A thermal tolerance study mimicking different stream environments could improve our ecological understanding of how increasing water temperatures affect stream ectotherms and improve our ability to predict organism responses based on river classification schemes. Our objective was to compare the thermal tolerances of stream fishes of different habitat guilds among 3 exposure periods: critical thermal maximum (CTmax, increase of 2°C/h until loss of equilibrium [LOE] and death [D]), and 2 longer-term treatments (net daily increase of 1°C) that mimicked spring-fed (SF; 4°C daily increase) and non-spring-fed (NSF; 8°C daily increase) conditions. Fishes in the pelagic habitat guild had a 1°C higher average CTmax than benthic fishes. Thermal responses of species depended on exposure period with higher and increased variation in tolerances associated with the SF and NSF exposure periods. Logperch, Orangebelly Darter, Orangethroat Darter, and Southern Redbelly Dace were more sensitive to thermal increases regardless of SF or NSF treatment than were the 3 remaining species (Brook Silverside, Central Stoneroller, and Redspot Chub), which represented average thermal responses among the species tested. The 3 species that had a higher thermal response to CTmax-D (lethal endpoint of death) also were able to increase their tolerances more than other species in both SF and NSF treatments. Our data indicate finer guild designations may be useful for predicting thermal-response patterns. A diel thermal refuge increases the thermal responses of ectotherms to daily maxima, but the patterns across our SF and NSF treatments were similar suggesting minimum refuge temperatures may be more important than maximums. Nonetheless, stream temperature cooling over a 24-h period is important to ectotherm thermal tolerances, a result suggesting that sources of cooler water to streams might benefit from protection.

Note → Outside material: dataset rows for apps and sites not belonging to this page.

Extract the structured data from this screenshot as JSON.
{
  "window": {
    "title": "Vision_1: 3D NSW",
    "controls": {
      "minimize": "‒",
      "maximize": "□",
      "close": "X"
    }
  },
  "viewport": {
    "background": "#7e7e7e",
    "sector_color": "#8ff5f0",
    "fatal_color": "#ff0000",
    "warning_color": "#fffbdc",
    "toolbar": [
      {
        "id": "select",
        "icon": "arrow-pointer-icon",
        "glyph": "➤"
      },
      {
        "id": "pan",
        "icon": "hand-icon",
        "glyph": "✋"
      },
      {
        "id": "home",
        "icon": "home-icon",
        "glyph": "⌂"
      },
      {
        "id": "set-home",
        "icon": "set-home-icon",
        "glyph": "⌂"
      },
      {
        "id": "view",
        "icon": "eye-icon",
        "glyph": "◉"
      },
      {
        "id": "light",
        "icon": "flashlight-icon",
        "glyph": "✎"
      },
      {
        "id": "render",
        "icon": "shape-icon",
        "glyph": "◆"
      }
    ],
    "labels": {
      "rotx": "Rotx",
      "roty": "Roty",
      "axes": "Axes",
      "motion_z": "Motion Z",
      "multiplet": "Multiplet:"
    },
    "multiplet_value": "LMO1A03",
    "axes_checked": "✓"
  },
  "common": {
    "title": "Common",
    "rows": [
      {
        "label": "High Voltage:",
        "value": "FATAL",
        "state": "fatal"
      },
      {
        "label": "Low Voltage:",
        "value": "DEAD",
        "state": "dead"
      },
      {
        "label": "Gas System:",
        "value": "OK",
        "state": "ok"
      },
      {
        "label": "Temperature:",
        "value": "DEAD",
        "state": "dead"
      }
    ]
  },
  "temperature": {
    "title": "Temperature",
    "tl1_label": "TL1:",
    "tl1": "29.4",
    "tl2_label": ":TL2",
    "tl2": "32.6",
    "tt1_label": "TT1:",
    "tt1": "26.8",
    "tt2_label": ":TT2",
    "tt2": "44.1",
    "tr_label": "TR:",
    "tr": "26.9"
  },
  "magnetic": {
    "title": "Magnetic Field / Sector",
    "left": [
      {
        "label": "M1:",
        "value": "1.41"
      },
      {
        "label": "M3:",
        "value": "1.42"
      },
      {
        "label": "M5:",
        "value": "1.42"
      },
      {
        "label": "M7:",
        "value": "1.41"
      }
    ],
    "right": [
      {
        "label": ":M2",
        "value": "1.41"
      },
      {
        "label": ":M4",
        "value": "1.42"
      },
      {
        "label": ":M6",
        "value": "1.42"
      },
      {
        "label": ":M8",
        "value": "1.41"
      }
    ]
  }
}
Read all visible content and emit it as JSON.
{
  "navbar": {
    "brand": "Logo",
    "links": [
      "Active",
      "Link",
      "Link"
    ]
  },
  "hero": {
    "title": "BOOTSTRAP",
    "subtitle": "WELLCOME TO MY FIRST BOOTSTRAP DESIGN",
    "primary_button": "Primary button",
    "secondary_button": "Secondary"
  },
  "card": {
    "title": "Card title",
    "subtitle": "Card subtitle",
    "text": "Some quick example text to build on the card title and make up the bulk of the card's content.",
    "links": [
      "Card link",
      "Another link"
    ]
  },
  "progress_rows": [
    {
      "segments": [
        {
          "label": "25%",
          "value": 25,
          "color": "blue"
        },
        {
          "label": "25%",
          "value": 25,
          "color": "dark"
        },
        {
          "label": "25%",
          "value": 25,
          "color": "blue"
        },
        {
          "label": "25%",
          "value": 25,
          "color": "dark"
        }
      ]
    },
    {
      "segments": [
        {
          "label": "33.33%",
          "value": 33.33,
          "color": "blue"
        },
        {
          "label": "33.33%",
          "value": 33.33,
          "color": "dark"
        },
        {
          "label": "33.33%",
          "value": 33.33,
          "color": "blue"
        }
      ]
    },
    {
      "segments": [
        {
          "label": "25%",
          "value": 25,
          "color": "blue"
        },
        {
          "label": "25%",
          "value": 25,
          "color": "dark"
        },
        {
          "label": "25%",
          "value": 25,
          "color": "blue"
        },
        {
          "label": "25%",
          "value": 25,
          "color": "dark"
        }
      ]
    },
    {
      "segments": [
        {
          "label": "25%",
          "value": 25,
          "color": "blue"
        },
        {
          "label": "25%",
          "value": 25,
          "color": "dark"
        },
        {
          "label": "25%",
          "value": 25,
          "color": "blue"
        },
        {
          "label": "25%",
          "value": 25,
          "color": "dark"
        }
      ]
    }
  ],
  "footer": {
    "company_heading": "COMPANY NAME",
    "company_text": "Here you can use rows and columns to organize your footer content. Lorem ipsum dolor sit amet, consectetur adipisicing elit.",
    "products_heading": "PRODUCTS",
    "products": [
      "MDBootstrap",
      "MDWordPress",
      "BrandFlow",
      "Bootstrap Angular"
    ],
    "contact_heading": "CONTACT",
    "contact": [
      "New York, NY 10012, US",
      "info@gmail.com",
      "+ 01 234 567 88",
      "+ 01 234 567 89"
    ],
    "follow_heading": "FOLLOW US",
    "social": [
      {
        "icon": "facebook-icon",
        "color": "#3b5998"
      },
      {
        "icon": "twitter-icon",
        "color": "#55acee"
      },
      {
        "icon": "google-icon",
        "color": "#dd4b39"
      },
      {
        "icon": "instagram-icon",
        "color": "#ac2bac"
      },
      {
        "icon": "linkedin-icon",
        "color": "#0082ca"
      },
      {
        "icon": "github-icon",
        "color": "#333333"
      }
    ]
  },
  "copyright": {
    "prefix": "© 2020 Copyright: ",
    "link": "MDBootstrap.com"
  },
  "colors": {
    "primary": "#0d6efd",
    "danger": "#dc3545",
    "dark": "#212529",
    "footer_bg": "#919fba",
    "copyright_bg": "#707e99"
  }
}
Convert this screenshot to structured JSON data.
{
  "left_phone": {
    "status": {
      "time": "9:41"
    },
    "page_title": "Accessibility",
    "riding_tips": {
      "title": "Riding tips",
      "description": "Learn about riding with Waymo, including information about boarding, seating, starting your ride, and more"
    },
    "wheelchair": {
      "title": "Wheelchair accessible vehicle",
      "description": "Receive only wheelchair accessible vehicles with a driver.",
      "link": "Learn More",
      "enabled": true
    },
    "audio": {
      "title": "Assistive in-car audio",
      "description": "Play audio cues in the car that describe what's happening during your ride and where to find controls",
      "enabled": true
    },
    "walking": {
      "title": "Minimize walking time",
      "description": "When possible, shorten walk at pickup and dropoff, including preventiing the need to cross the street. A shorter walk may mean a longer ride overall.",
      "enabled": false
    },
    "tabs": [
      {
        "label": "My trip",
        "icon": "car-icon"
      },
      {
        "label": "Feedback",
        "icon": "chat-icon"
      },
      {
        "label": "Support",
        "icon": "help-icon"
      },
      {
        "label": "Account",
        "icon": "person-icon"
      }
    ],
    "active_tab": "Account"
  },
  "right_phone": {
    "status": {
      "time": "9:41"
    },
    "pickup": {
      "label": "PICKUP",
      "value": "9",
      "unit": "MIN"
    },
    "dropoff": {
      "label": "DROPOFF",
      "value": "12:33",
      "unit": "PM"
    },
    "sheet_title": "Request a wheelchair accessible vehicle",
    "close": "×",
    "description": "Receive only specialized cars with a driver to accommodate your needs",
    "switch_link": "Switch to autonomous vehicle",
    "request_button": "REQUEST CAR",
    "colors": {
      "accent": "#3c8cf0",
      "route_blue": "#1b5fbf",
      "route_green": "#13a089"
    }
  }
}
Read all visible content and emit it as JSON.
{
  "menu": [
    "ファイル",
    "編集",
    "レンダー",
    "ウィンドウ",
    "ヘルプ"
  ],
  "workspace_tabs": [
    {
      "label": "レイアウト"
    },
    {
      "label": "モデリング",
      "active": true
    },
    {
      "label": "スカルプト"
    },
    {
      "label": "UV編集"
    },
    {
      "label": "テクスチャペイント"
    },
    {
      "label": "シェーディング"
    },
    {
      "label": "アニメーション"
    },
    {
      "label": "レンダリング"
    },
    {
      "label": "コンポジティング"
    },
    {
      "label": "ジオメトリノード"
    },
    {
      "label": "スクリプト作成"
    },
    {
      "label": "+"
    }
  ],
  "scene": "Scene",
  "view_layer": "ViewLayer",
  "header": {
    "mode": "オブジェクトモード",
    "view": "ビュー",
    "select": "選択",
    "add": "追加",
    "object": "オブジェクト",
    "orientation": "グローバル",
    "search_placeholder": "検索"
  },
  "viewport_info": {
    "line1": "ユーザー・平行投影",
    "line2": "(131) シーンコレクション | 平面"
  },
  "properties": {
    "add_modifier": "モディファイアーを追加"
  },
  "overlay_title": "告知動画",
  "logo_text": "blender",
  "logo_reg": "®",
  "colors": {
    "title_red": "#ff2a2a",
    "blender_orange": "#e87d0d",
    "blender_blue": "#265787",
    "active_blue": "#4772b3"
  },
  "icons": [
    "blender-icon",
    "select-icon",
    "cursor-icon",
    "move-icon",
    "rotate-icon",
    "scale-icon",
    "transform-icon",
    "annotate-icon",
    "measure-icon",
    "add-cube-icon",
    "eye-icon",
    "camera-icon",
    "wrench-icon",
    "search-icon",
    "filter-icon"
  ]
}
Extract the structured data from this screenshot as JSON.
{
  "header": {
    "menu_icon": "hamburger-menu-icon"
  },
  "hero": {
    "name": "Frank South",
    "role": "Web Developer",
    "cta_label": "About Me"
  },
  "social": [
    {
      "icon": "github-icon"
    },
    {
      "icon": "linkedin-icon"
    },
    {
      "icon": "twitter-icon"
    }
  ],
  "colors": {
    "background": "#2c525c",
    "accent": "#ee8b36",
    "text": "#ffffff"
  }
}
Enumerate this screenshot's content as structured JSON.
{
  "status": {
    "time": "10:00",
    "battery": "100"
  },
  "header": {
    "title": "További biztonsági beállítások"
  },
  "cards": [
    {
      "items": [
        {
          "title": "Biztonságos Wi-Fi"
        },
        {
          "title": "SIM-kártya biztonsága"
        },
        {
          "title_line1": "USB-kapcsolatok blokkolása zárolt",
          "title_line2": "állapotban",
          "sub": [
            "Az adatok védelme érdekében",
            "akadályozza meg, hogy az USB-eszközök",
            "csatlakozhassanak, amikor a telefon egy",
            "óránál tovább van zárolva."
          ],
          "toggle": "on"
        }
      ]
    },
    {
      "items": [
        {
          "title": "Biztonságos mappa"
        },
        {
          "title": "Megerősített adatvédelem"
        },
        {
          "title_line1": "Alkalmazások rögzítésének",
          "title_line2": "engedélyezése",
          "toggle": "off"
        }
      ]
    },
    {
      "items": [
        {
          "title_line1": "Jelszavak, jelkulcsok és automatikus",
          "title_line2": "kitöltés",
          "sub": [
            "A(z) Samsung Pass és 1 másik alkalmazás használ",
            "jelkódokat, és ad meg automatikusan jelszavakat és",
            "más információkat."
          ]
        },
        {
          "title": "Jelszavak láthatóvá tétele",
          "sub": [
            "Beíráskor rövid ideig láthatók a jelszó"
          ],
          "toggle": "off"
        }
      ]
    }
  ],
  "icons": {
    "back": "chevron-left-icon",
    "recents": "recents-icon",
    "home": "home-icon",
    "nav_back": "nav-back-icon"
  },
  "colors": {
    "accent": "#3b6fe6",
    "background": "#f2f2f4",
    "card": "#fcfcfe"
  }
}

|Title||Thermal tolerances of fishes occupying groundwater and surface-water dominated streams|
|Authors||Nicole Farless, Shannon K. Brewer|
|Publication Subtype||Journal Article|
|Series Title||Freshwater Science|
|Record Source||USGS Publications Warehouse|
|USGS Organization||Coop Res Unit Atlanta|